- **Goal of the exercise**:
Work out how many lines in the data hold the string "heading". Reply with only that number.

- **Records to process**:

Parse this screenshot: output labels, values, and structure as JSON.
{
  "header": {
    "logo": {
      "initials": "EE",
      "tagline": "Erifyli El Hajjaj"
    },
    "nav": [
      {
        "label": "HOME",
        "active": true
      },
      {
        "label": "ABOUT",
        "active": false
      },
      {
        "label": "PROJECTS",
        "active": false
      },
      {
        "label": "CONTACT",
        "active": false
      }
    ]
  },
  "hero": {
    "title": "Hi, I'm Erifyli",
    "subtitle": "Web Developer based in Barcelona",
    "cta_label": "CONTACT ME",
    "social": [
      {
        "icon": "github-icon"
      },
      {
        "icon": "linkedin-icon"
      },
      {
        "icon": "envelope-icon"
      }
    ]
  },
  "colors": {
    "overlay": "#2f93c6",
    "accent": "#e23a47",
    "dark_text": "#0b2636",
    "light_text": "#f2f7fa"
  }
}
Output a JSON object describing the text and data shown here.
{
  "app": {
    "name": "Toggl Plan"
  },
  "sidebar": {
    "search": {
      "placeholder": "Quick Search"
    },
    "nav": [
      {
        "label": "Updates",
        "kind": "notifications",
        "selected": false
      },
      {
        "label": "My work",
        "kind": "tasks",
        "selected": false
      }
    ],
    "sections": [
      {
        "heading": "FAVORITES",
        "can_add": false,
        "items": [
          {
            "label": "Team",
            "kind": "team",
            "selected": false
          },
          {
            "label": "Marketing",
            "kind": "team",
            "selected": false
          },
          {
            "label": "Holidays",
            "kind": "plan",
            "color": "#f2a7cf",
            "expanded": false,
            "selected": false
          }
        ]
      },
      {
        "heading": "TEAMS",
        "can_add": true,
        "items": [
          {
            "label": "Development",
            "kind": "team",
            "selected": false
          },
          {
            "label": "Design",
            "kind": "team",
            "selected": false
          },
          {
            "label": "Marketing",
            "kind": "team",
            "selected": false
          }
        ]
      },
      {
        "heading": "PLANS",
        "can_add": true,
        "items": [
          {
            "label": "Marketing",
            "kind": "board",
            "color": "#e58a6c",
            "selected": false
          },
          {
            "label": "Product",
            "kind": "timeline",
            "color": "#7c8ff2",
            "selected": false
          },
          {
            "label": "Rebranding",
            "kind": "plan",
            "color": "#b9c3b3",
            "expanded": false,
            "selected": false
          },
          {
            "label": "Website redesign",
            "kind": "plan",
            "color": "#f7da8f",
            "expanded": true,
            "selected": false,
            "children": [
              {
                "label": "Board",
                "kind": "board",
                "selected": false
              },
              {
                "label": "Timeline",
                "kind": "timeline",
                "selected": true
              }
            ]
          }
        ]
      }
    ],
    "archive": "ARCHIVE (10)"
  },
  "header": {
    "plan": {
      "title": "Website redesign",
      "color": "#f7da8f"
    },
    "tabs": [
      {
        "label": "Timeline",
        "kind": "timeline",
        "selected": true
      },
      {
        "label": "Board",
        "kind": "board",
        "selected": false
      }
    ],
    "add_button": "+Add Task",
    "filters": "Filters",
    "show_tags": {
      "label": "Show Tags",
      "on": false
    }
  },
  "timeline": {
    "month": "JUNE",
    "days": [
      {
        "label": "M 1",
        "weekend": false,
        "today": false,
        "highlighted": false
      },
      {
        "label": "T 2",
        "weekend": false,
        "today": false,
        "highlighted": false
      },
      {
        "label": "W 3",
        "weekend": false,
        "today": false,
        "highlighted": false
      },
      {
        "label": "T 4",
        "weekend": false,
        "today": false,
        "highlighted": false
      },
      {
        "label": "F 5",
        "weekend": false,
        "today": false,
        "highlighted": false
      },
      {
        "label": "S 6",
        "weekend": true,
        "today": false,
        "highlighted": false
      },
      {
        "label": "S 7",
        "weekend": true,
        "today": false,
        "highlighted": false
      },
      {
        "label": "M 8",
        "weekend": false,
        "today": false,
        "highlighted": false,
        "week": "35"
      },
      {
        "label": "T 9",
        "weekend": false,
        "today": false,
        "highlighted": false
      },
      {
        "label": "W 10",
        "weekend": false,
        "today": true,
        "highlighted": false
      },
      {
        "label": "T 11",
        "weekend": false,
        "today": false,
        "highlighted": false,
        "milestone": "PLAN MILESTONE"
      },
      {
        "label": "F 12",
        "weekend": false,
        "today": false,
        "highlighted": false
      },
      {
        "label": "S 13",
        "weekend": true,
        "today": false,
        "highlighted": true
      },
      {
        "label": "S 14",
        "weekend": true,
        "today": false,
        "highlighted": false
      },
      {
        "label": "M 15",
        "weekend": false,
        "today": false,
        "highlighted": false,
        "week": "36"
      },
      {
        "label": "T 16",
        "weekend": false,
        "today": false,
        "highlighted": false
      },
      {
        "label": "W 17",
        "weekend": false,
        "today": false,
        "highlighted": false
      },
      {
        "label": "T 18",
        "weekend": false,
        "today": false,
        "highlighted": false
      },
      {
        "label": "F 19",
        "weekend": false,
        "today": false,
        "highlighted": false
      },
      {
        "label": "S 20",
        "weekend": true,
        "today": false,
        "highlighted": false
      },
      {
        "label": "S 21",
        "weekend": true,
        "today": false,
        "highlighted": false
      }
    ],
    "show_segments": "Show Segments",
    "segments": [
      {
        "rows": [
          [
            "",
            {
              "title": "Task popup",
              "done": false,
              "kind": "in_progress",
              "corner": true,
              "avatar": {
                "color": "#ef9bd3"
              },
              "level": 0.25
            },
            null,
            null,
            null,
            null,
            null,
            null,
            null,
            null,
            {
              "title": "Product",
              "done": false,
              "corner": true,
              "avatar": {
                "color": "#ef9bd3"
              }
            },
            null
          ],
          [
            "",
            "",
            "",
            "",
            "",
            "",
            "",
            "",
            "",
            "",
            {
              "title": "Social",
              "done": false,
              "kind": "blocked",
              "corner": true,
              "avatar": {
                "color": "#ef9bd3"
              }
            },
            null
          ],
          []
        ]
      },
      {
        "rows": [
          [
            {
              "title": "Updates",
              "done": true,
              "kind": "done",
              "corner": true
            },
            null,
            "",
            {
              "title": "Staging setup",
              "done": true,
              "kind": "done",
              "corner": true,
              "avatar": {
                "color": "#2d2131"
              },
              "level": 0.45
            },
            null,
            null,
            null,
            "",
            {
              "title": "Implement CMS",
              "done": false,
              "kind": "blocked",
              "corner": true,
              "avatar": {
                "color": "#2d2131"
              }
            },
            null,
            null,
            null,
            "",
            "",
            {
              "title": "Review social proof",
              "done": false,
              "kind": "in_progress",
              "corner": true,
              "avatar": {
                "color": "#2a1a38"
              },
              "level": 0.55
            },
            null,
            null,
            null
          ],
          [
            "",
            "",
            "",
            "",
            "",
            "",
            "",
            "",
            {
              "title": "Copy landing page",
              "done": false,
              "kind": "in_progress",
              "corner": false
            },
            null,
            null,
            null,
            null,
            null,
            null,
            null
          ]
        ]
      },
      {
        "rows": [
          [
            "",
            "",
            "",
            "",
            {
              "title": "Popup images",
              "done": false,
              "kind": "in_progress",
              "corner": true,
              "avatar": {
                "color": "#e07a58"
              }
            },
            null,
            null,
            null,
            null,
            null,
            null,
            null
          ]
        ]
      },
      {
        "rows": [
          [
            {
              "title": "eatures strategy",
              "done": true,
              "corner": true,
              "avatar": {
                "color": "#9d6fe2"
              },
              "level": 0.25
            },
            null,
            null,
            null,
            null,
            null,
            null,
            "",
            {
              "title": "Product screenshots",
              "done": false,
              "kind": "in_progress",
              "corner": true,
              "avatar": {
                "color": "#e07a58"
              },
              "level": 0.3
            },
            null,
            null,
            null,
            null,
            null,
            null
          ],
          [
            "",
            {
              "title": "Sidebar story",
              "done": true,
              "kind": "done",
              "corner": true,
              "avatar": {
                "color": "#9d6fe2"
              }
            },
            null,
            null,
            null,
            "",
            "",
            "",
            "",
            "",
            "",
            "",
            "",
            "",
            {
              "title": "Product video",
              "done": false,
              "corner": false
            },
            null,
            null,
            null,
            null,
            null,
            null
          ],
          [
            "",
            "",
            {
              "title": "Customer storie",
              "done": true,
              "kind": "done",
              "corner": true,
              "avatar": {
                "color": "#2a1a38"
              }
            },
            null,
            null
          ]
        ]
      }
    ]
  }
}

- **Your response**:
3